Dataset excerpts:
________________________

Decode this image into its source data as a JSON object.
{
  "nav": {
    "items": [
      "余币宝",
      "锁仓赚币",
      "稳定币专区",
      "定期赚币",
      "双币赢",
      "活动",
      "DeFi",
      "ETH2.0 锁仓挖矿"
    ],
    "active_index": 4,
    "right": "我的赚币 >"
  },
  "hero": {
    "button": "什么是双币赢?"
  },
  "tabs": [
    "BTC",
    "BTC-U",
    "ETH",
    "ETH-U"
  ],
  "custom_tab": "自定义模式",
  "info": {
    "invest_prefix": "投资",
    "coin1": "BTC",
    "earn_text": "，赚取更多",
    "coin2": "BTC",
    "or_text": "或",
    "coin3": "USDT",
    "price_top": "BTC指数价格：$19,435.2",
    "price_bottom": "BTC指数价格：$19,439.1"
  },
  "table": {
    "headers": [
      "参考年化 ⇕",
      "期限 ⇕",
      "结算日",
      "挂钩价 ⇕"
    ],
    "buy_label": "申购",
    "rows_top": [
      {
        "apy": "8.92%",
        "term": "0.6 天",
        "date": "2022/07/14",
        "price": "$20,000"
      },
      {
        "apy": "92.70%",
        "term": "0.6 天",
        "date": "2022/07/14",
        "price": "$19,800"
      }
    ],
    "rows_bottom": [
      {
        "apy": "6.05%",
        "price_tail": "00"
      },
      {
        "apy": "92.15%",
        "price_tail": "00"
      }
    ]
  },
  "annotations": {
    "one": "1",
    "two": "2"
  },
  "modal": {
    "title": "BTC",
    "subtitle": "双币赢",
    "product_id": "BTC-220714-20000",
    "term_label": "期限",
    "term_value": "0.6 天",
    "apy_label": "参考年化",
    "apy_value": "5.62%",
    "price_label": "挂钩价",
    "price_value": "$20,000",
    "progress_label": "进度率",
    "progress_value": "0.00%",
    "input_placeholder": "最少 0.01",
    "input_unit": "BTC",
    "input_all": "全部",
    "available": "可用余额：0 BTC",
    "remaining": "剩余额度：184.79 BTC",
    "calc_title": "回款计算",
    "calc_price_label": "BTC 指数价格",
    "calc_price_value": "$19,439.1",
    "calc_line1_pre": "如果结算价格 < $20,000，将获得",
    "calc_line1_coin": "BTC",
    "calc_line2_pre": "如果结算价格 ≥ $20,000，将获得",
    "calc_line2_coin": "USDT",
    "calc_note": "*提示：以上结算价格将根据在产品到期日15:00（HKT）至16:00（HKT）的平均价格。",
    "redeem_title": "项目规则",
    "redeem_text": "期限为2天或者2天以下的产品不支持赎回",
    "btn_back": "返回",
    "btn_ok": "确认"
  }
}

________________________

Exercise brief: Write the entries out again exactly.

Completed task:
Decode this image into its source data as a JSON object.
{
  "nav": {
    "items": [
      "余币宝",
      "锁仓赚币",
      "稳定币专区",
      "定期赚币",
      "双币赢",
      "活动",
      "DeFi",
      "ETH2.0 锁仓挖矿"
    ],
    "active_index": 4,
    "right": "我的赚币 >"
  },
  "hero": {
    "button": "什么是双币赢?"
  },
  "tabs": [
    "BTC",
    "BTC-U",
    "ETH",
    "ETH-U"
  ],
  "custom_tab": "自定义模式",
  "info": {
    "invest_prefix": "投资",
    "coin1": "BTC",
    "earn_text": "，赚取更多",
    "coin2": "BTC",
    "or_text": "或",
    "coin3": "USDT",
    "price_top": "BTC指数价格：$19,435.2",
    "price_bottom": "BTC指数价格：$19,439.1"
  },
  "table": {
    "headers": [
      "参考年化 ⇕",
      "期限 ⇕",
      "结算日",
      "挂钩价 ⇕"
    ],
    "buy_label": "申购",
    "rows_top": [
      {
        "apy": "8.92%",
        "term": "0.6 天",
        "date": "2022/07/14",
        "price": "$20,000"
      },
      {
        "apy": "92.70%",
        "term": "0.6 天",
        "date": "2022/07/14",
        "price": "$19,800"
      }
    ],
    "rows_bottom": [
      {
        "apy": "6.05%",
        "price_tail": "00"
      },
      {
        "apy": "92.15%",
        "price_tail": "00"
      }
    ]
  },
  "annotations": {
    "one": "1",
    "two": "2"
  },
  "modal": {
    "title": "BTC",
    "subtitle": "双币赢",
    "product_id": "BTC-220714-20000",
    "term_label": "期限",
    "term_value": "0.6 天",
    "apy_label": "参考年化",
    "apy_value": "5.62%",
    "price_label": "挂钩价",
    "price_value": "$20,000",
    "progress_label": "进度率",
    "progress_value": "0.00%",
    "input_placeholder": "最少 0.01",
    "input_unit": "BTC",
    "input_all": "全部",
    "available": "可用余额：0 BTC",
    "remaining": "剩余额度：184.79 BTC",
    "calc_title": "回款计算",
    "calc_price_label": "BTC 指数价格",
    "calc_price_value": "$19,439.1",
    "calc_line1_pre": "如果结算价格 < $20,000，将获得",
    "calc_line1_coin": "BTC",
    "calc_line2_pre": "如果结算价格 ≥ $20,000，将获得",
    "calc_line2_coin": "USDT",
    "calc_note": "*提示：以上结算价格将根据在产品到期日15:00（HKT）至16:00（HKT）的平均价格。",
    "redeem_title": "项目规则",
    "redeem_text": "期限为2天或者2天以下的产品不支持赎回",
    "btn_back": "返回",
    "btn_ok": "确认"
  }
}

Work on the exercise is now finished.